_Task description_. Take every line from the records below that includes the word "this".
(Beginning of Source material)
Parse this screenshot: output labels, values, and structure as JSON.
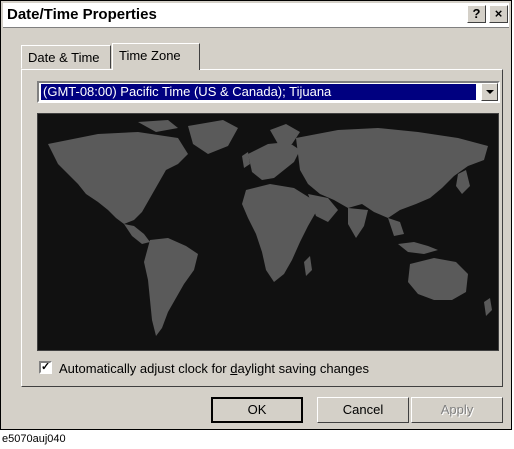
{
  "window": {
    "title": "Date/Time Properties",
    "help_label": "?",
    "close_label": "×"
  },
  "tabs": [
    {
      "label": "Date & Time"
    },
    {
      "label": "Time Zone"
    }
  ],
  "timezone": {
    "selected": "(GMT-08:00) Pacific Time (US & Canada); Tijuana"
  },
  "daylight": {
    "checked": true,
    "label_pre": "Automatically adjust clock for ",
    "label_key": "d",
    "label_post": "aylight saving changes",
    "check_glyph": "✓"
  },
  "buttons": {
    "ok": "OK",
    "cancel": "Cancel",
    "apply": "Apply"
  },
  "caption": "e5070auj040",
  "colors": {
    "map_bg": "#111111",
    "land": "#5a5a5a",
    "selection": "#000080",
    "dialog": "#d4d0c8"
  }
}
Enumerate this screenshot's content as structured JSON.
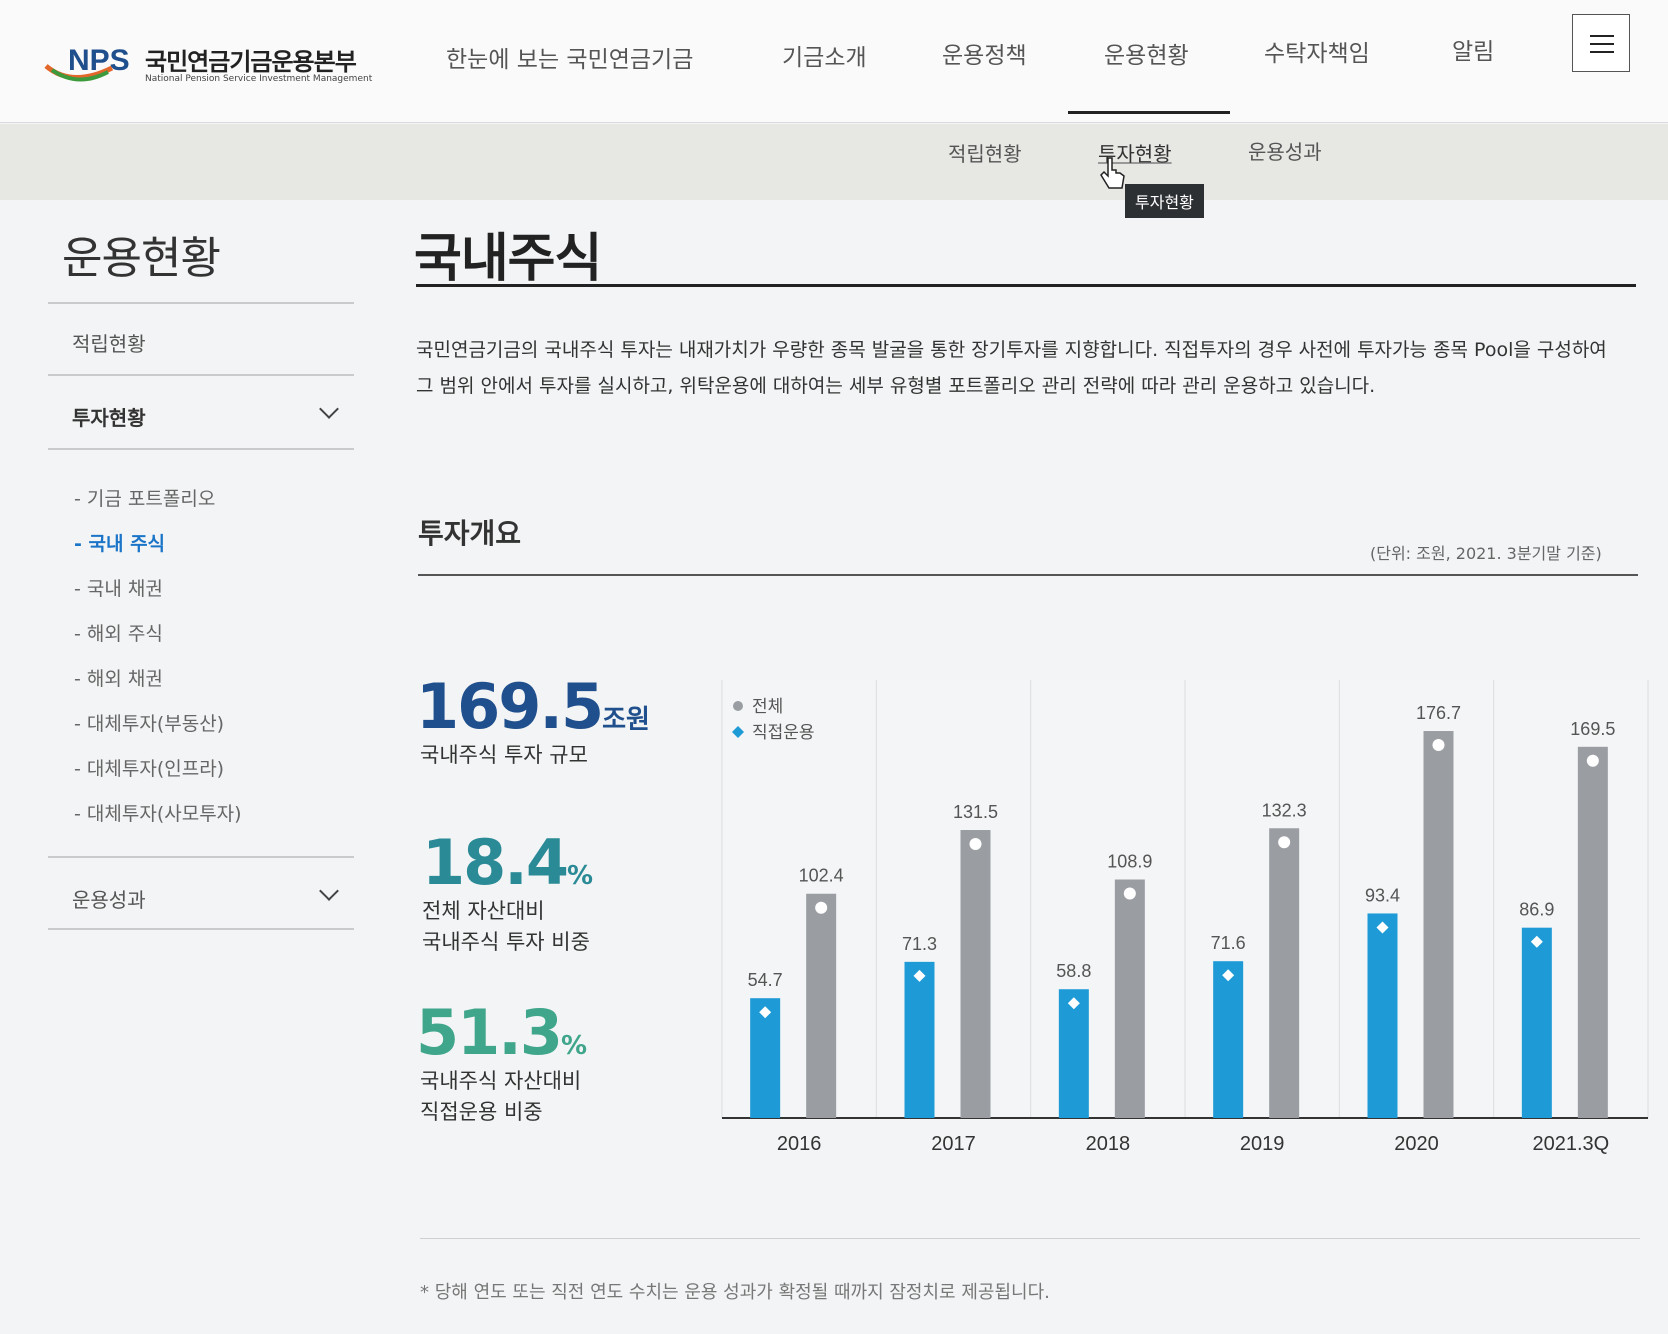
{
  "header": {
    "logo_text": "NPS",
    "logo_title": "국민연금기금운용본부",
    "logo_subtitle": "National Pension Service Investment Management",
    "nav": [
      "한눈에 보는 국민연금기금",
      "기금소개",
      "운용정책",
      "운용현황",
      "수탁자책임",
      "알림"
    ],
    "active_nav": "운용현황"
  },
  "subnav": {
    "items": [
      "적립현황",
      "투자현황",
      "운용성과"
    ],
    "active": "투자현황",
    "tooltip": "투자현황"
  },
  "sidebar": {
    "title": "운용현황",
    "items": [
      {
        "label": "적립현황"
      },
      {
        "label": "투자현황",
        "expanded": true
      },
      {
        "label": "운용성과"
      }
    ],
    "subitems": [
      "- 기금 포트폴리오",
      "- 국내 주식",
      "- 국내 채권",
      "- 해외 주식",
      "- 해외 채권",
      "- 대체투자(부동산)",
      "- 대체투자(인프라)",
      "- 대체투자(사모투자)"
    ],
    "active_subitem": "- 국내 주식"
  },
  "main": {
    "title": "국내주식",
    "description": "국민연금기금의 국내주식 투자는 내재가치가 우량한 종목 발굴을 통한 장기투자를 지향합니다. 직접투자의 경우 사전에 투자가능 종목 Pool을 구성하여 그 범위 안에서 투자를 실시하고, 위탁운용에 대하여는 세부 유형별 포트폴리오 관리 전략에 따라 관리 운용하고 있습니다.",
    "section_title": "투자개요",
    "unit_note": "(단위: 조원, 2021. 3분기말 기준)",
    "stats": [
      {
        "value": "169.5",
        "unit": "조원",
        "label_lines": [
          "국내주식 투자 규모"
        ],
        "color": "#1f4f8c"
      },
      {
        "value": "18.4",
        "unit": "%",
        "label_lines": [
          "전체 자산대비",
          "국내주식 투자 비중"
        ],
        "color": "#2a8a96"
      },
      {
        "value": "51.3",
        "unit": "%",
        "label_lines": [
          "국내주식 자산대비",
          "직접운용 비중"
        ],
        "color": "#3fa58b"
      }
    ],
    "footnote": "* 당해 연도 또는 직전 연도 수치는 운용 성과가 확정될 때까지 잠정치로 제공됩니다."
  },
  "colors": {
    "direct": "#1e9ad6",
    "total": "#9a9ea3",
    "active_link": "#1a74c8"
  },
  "chart_data": {
    "type": "bar",
    "categories": [
      "2016",
      "2017",
      "2018",
      "2019",
      "2020",
      "2021.3Q"
    ],
    "series": [
      {
        "name": "직접운용",
        "values": [
          54.7,
          71.3,
          58.8,
          71.6,
          93.4,
          86.9
        ]
      },
      {
        "name": "전체",
        "values": [
          102.4,
          131.5,
          108.9,
          132.3,
          176.7,
          169.5
        ]
      }
    ],
    "legend": [
      "전체",
      "직접운용"
    ],
    "legend_position": "top-left",
    "ylim": [
      0,
      200
    ],
    "grid": "vertical",
    "data_labels": true
  }
}
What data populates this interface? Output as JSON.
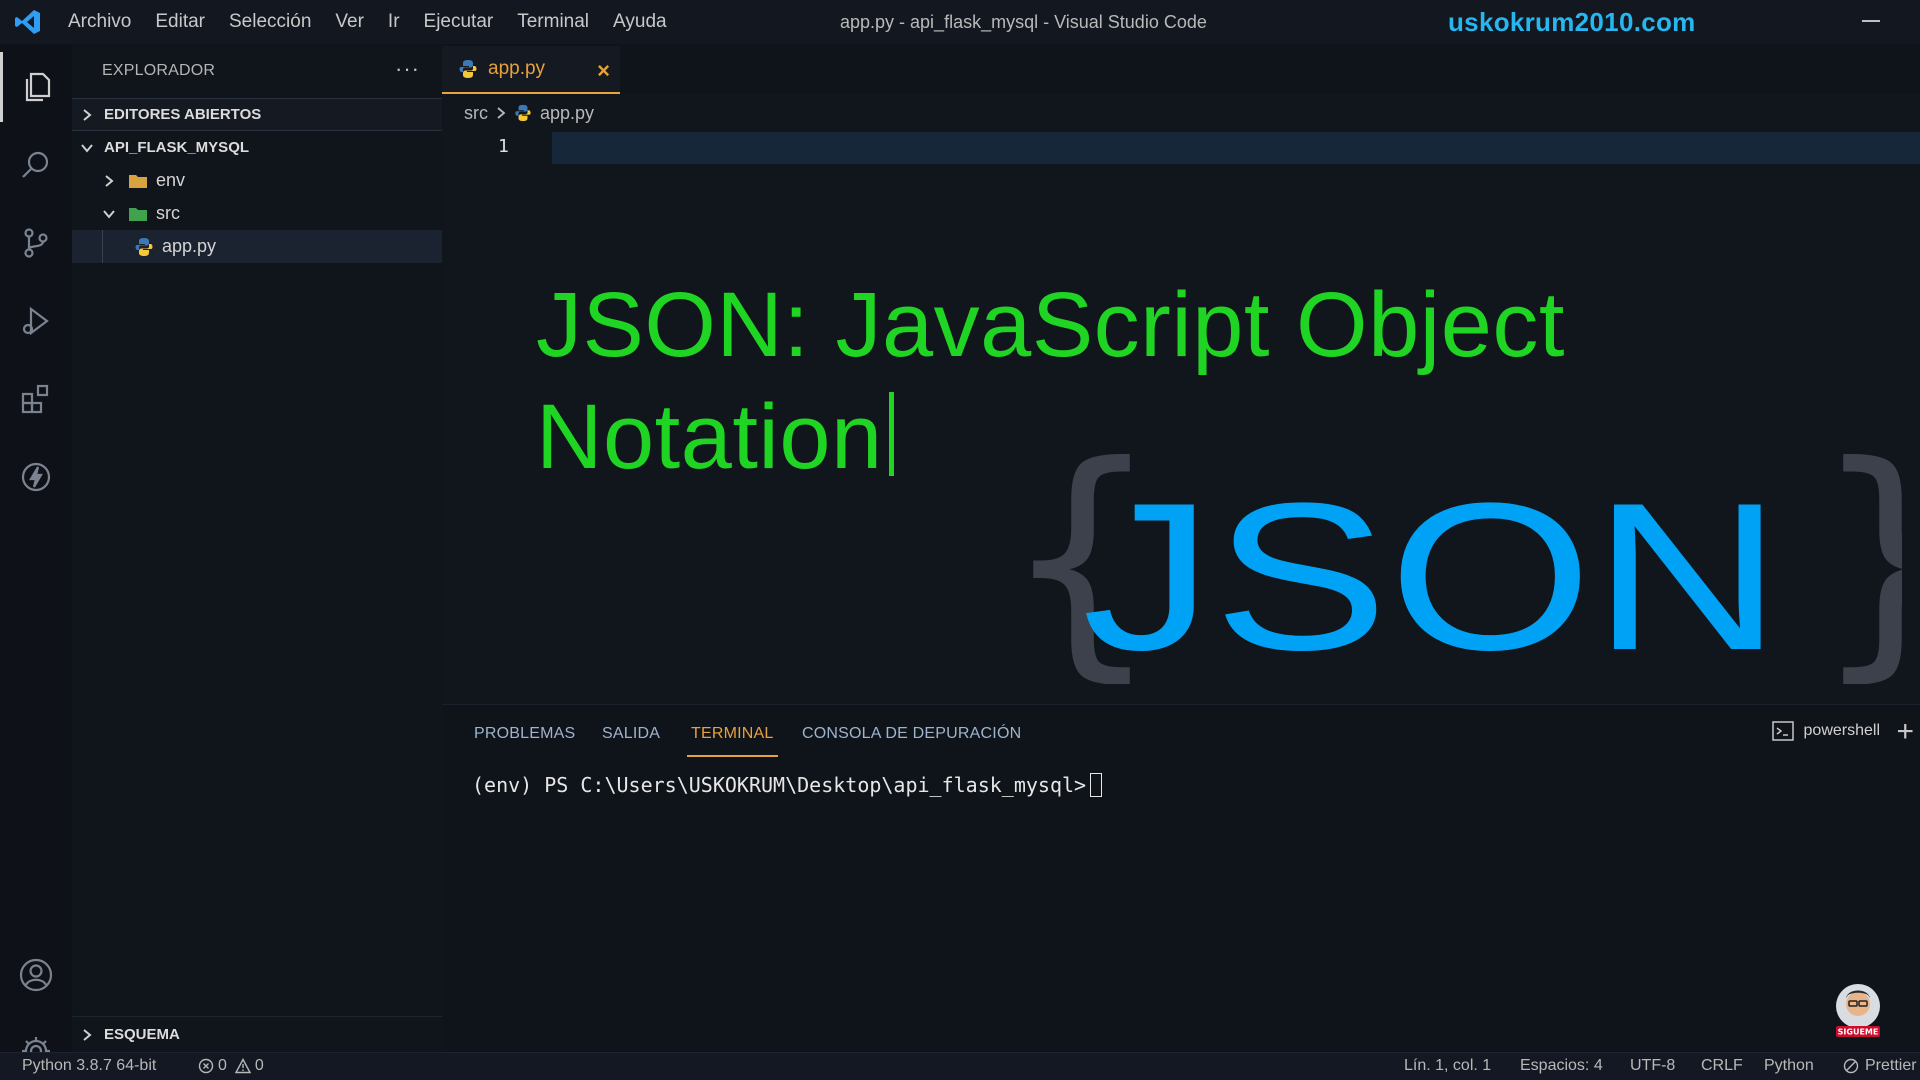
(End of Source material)
_Solution to the exercise_.
Parse this screenshot: output labels, values, and structure as JSON.
Enumerate this screenshot's content as structured JSON.
What data populates this interface? Output as JSON.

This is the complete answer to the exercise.